King dreamed of a day when human beings would no longer judge a man by the color of their skin, but by the content of their character. I believe Billy Graham was expressing the same ideal, but chose to remark that true Christians do not see color, class, or condition. I think MLK and Graham were on the same page regarding racism and social justice. Graham exclusively expressed his social justice theory on Christian doctrine: man must emulate the forgiveness and acceptance of Christ, and the grace and mercy of the Father. “True Christians” must see the world in a Christ-like manner. Jesus did not see Samaritan, Jew, Gentile, sinner in the same way most of mankind does. I believe if Christ were here today, He would not see “color, class, or condition.” King pragmatically said, “The time is always right to do what is right.” He might have said those words to Johnson at the White House.

I believe MLK would support Graham’s remarks. Moreover, we cannot ignore or “see past” color, class, or condition as part of our theory of social justice. It is not appropriate to see, describe, treat as, or otherwise interact with people of color as if they were “neutral,” or “not Black.” This seems like a subtle form of discrimination. It could seem to be disingenuous at best.

Footnotes

(1) Billy Graham, Peace with God: The Secret of Happiness (Nashville: W Publishing Group), 1953,1984.

(2) “The Baptist convictions of Martin Luther King, Jr.,” Journal of European Baptist Studies, 9(1), 5-21.
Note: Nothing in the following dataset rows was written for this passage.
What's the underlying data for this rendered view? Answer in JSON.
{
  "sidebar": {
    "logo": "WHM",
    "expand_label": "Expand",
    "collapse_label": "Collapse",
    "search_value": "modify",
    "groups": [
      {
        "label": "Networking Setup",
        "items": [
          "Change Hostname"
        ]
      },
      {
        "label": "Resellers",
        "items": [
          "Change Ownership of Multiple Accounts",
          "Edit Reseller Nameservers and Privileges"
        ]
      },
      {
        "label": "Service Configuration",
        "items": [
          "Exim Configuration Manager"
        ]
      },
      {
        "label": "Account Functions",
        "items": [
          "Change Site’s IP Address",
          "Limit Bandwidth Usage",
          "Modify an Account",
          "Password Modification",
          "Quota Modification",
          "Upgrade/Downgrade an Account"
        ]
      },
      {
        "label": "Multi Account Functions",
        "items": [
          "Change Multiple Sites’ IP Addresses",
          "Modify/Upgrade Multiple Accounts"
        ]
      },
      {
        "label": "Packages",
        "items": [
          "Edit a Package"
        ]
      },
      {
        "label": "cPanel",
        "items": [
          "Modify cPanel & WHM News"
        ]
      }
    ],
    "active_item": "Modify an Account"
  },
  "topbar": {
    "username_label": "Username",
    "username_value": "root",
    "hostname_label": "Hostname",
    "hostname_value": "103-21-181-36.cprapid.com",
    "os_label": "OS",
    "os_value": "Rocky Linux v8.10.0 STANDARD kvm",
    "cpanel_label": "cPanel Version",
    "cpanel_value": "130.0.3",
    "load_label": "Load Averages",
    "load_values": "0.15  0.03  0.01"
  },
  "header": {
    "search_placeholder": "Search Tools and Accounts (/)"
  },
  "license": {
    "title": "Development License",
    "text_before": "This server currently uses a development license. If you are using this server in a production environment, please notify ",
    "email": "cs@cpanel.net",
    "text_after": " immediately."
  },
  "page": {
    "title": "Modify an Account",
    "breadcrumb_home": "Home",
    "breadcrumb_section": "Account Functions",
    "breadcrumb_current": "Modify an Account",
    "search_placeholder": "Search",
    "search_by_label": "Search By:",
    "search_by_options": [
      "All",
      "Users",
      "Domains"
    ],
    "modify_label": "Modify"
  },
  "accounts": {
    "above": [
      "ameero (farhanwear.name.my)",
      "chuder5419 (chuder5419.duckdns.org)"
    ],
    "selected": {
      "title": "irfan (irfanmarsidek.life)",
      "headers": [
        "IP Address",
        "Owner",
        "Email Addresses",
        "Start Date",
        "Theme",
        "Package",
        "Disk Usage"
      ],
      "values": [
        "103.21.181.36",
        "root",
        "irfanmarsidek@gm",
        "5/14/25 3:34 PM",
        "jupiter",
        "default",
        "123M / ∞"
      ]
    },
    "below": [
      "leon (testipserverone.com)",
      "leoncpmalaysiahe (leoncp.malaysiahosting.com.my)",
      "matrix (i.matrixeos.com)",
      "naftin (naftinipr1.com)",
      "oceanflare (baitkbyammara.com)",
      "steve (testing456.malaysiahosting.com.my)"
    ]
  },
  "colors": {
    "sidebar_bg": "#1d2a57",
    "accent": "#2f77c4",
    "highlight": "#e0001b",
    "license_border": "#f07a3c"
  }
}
(3) Charles R. Johnson, “The King We Need: Martin Luther King, Jr., Moral Philsopher.” (January 20, 2020). Accessed Oct. 31, 2020. URL https://www.lionsroar.com/the-king-we-need-charles-r-johnson-on-the-legacy-of-dr-martin-luther-king-jr/